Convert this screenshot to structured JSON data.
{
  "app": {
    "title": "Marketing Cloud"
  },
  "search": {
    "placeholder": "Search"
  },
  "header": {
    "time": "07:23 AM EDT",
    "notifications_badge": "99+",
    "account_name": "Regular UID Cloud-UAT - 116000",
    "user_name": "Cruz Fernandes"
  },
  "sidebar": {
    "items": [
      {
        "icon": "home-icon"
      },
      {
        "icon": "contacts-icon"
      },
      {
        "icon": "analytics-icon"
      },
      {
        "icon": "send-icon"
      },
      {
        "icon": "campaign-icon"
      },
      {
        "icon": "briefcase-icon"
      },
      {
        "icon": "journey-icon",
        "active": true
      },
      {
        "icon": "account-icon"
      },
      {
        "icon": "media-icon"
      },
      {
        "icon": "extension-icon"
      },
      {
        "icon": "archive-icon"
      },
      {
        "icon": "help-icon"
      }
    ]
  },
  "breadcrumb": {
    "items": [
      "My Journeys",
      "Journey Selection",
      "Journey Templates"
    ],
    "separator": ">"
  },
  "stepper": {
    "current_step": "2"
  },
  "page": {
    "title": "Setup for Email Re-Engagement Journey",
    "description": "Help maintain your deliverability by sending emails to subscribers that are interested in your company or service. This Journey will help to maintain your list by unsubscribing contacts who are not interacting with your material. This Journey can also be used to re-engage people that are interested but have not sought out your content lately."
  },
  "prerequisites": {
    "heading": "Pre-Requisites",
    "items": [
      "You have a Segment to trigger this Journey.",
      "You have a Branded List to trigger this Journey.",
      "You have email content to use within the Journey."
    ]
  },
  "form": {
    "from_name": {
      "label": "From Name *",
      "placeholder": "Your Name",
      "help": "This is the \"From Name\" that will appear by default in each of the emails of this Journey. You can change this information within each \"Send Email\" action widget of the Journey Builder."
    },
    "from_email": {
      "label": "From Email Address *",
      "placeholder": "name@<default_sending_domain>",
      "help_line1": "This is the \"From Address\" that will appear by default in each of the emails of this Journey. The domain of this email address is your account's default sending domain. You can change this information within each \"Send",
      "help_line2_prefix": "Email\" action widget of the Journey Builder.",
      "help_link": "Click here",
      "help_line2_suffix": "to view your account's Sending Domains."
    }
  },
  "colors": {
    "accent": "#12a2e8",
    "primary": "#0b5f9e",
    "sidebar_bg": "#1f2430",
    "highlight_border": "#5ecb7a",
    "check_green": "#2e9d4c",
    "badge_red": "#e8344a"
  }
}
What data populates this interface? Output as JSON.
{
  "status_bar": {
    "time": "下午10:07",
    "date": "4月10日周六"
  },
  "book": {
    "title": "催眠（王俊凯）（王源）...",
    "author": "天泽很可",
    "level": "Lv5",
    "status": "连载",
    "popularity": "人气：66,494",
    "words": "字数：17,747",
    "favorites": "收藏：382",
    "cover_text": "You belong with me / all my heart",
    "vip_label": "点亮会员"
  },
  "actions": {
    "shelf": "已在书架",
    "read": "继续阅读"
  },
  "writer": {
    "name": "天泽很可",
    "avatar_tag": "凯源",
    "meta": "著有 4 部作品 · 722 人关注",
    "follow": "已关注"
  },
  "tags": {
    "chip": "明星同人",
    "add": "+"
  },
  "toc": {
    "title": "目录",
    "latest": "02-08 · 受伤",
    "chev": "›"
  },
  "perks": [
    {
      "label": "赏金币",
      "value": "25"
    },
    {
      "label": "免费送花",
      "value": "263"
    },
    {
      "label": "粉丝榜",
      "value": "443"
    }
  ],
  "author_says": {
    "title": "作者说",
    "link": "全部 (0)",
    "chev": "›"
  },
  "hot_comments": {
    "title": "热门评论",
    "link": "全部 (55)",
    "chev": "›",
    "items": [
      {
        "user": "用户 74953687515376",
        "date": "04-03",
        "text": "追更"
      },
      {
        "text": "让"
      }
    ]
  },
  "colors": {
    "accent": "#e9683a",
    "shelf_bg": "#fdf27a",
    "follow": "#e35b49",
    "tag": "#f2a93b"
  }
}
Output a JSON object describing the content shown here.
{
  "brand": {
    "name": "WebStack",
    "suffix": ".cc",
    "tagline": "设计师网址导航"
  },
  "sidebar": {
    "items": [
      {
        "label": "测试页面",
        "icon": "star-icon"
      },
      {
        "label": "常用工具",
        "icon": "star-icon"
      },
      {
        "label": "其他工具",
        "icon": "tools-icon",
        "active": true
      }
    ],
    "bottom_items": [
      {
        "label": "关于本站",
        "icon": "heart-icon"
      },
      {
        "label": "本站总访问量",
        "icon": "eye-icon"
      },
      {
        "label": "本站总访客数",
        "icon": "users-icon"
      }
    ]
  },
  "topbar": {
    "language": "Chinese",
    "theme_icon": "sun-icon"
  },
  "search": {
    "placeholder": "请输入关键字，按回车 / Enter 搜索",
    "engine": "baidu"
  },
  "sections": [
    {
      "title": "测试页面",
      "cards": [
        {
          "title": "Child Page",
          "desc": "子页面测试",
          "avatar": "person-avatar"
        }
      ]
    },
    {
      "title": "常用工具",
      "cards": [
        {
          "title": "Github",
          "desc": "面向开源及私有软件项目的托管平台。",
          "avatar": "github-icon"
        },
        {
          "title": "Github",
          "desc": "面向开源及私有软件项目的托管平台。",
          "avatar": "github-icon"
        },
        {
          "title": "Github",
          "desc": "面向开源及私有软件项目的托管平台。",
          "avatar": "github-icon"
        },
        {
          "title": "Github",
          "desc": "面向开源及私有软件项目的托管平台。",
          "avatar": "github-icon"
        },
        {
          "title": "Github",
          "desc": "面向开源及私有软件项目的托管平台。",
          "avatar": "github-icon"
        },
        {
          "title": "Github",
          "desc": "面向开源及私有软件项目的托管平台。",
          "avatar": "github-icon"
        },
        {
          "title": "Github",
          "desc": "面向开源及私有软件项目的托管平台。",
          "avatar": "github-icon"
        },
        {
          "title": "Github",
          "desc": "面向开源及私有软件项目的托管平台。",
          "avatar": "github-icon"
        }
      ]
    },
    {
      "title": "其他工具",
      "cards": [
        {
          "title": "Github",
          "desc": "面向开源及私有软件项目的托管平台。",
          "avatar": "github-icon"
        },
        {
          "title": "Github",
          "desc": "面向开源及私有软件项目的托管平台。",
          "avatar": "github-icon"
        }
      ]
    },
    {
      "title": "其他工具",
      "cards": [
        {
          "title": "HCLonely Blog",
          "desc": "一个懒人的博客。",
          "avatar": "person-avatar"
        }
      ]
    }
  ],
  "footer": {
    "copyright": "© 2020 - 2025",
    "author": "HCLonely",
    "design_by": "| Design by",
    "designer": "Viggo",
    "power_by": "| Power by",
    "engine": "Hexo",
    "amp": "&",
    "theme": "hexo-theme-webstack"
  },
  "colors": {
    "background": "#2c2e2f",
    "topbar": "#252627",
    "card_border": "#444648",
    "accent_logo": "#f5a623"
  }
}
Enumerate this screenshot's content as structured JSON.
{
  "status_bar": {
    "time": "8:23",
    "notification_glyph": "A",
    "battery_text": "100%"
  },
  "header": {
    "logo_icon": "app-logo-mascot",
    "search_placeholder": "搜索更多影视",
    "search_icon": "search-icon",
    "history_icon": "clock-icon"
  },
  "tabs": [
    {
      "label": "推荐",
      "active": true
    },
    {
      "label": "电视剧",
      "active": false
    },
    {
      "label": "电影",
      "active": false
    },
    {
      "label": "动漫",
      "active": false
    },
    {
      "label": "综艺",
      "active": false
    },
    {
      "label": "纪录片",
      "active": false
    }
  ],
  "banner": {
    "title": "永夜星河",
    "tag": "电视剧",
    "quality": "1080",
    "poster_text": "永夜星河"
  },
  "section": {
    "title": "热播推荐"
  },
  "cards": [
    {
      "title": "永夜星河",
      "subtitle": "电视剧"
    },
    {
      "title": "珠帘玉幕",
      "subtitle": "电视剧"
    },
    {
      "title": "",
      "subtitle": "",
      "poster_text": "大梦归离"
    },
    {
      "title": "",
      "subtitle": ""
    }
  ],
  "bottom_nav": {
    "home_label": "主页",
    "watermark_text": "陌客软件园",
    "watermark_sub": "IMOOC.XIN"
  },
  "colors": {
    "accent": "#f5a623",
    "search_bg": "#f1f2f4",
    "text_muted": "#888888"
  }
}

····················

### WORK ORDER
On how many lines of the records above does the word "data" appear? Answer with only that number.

### EXERCISE OUTPUT
2